- Task instructions:
Pictures aside, repeat every record below exactly.

- Dataset entries:
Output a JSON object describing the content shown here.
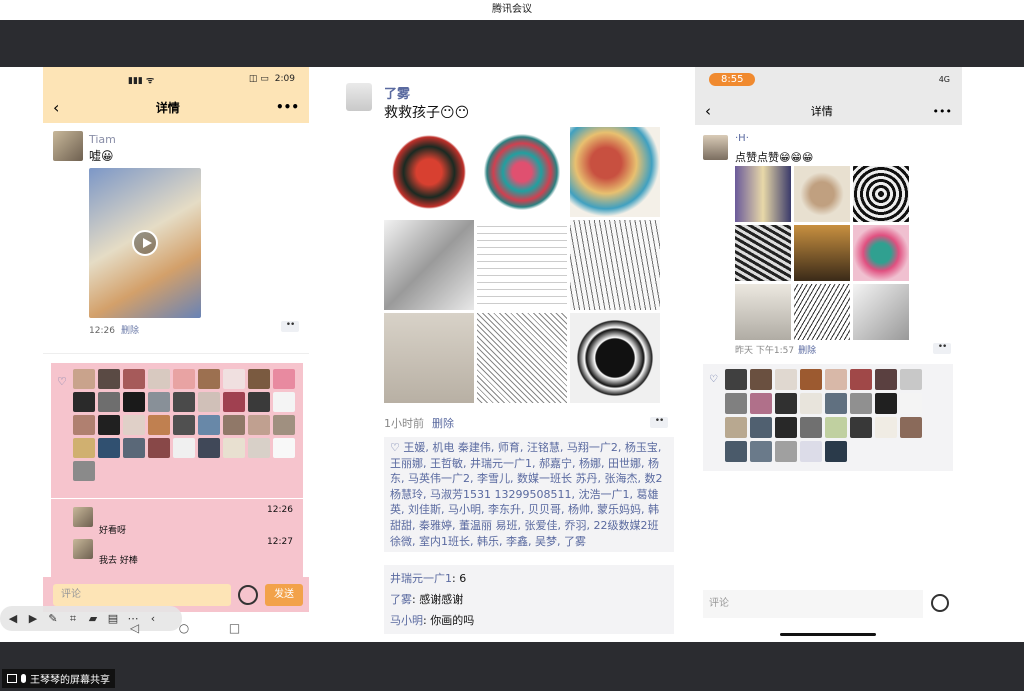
{
  "window": {
    "title": "腾讯会议"
  },
  "share": {
    "label": "王琴琴的屏幕共享"
  },
  "panel1": {
    "status_time": "2:09",
    "nav_title": "详情",
    "post": {
      "author": "Tiam",
      "text": "嘘😀",
      "time": "12:26",
      "delete": "删除",
      "more": "••"
    },
    "comments": [
      {
        "author": "",
        "text": "好看呀",
        "time": "12:26"
      },
      {
        "author": "",
        "text": "我去 好棒",
        "time": "12:27"
      }
    ],
    "input_placeholder": "评论",
    "send_label": "发送"
  },
  "panel2": {
    "author": "了雾",
    "text": "救救孩子😶😶",
    "time": "1小时前",
    "delete": "删除",
    "more": "••",
    "likes_text": "♡ 王媛, 机电 秦建伟, 师育, 汪铭慧, 马翔一广2, 杨玉宝, 王丽娜, 王哲敏, 井瑞元一广1, 郝嘉宁, 杨娜, 田世娜, 杨东, 马英伟一广2, 李雪儿, 数媒一班长 苏丹, 张海杰, 数2 杨慧玲, 马淑芳1531 13299508511, 沈浩一广1, 葛雄英, 刘佳斯, 马小明, 李东升, 贝贝哥, 杨帅, 蒙乐妈妈, 韩甜甜, 秦雅婷, 董温丽 易班, 张爱佳, 乔羽, 22级数媒2班 徐微, 室内1班长, 韩乐, 李鑫, 吴梦, 了雾",
    "comments": [
      {
        "author": "井瑞元一广1",
        "text": "6"
      },
      {
        "author": "了雾",
        "text": "感谢感谢"
      },
      {
        "author": "马小明",
        "text": "你画的吗"
      }
    ]
  },
  "panel3": {
    "status_time": "8:55",
    "status_right": "4G",
    "nav_title": "详情",
    "author": "·H·",
    "text": "点赞点赞😁😁😁",
    "time": "昨天 下午1:57",
    "delete": "删除",
    "more": "••",
    "input_placeholder": "评论"
  },
  "colors": {
    "accent_link": "#5a6aa0",
    "panel1_bg": "#fde4b6",
    "panel1_highlight": "#f6c4cd",
    "send_button": "#f2a24a",
    "status_pill": "#f08a2f",
    "meeting_bar": "#2b2c30"
  },
  "icons": {
    "back": "chevron-left-icon",
    "more": "more-dots-icon",
    "heart": "heart-icon",
    "emoji": "emoji-icon",
    "play": "play-icon"
  }
}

- Answer space:
Output a JSON object describing the content shown here.
{
  "window": {
    "title": "腾讯会议"
  },
  "share": {
    "label": "王琴琴的屏幕共享"
  },
  "panel1": {
    "status_time": "2:09",
    "nav_title": "详情",
    "post": {
      "author": "Tiam",
      "text": "嘘😀",
      "time": "12:26",
      "delete": "删除",
      "more": "••"
    },
    "comments": [
      {
        "author": "",
        "text": "好看呀",
        "time": "12:26"
      },
      {
        "author": "",
        "text": "我去 好棒",
        "time": "12:27"
      }
    ],
    "input_placeholder": "评论",
    "send_label": "发送"
  },
  "panel2": {
    "author": "了雾",
    "text": "救救孩子😶😶",
    "time": "1小时前",
    "delete": "删除",
    "more": "••",
    "likes_text": "♡ 王媛, 机电 秦建伟, 师育, 汪铭慧, 马翔一广2, 杨玉宝, 王丽娜, 王哲敏, 井瑞元一广1, 郝嘉宁, 杨娜, 田世娜, 杨东, 马英伟一广2, 李雪儿, 数媒一班长 苏丹, 张海杰, 数2 杨慧玲, 马淑芳1531 13299508511, 沈浩一广1, 葛雄英, 刘佳斯, 马小明, 李东升, 贝贝哥, 杨帅, 蒙乐妈妈, 韩甜甜, 秦雅婷, 董温丽 易班, 张爱佳, 乔羽, 22级数媒2班 徐微, 室内1班长, 韩乐, 李鑫, 吴梦, 了雾",
    "comments": [
      {
        "author": "井瑞元一广1",
        "text": "6"
      },
      {
        "author": "了雾",
        "text": "感谢感谢"
      },
      {
        "author": "马小明",
        "text": "你画的吗"
      }
    ]
  },
  "panel3": {
    "status_time": "8:55",
    "status_right": "4G",
    "nav_title": "详情",
    "author": "·H·",
    "text": "点赞点赞😁😁😁",
    "time": "昨天 下午1:57",
    "delete": "删除",
    "more": "••",
    "input_placeholder": "评论"
  },
  "colors": {
    "accent_link": "#5a6aa0",
    "panel1_bg": "#fde4b6",
    "panel1_highlight": "#f6c4cd",
    "send_button": "#f2a24a",
    "status_pill": "#f08a2f",
    "meeting_bar": "#2b2c30"
  },
  "icons": {
    "back": "chevron-left-icon",
    "more": "more-dots-icon",
    "heart": "heart-icon",
    "emoji": "emoji-icon",
    "play": "play-icon"
  }
}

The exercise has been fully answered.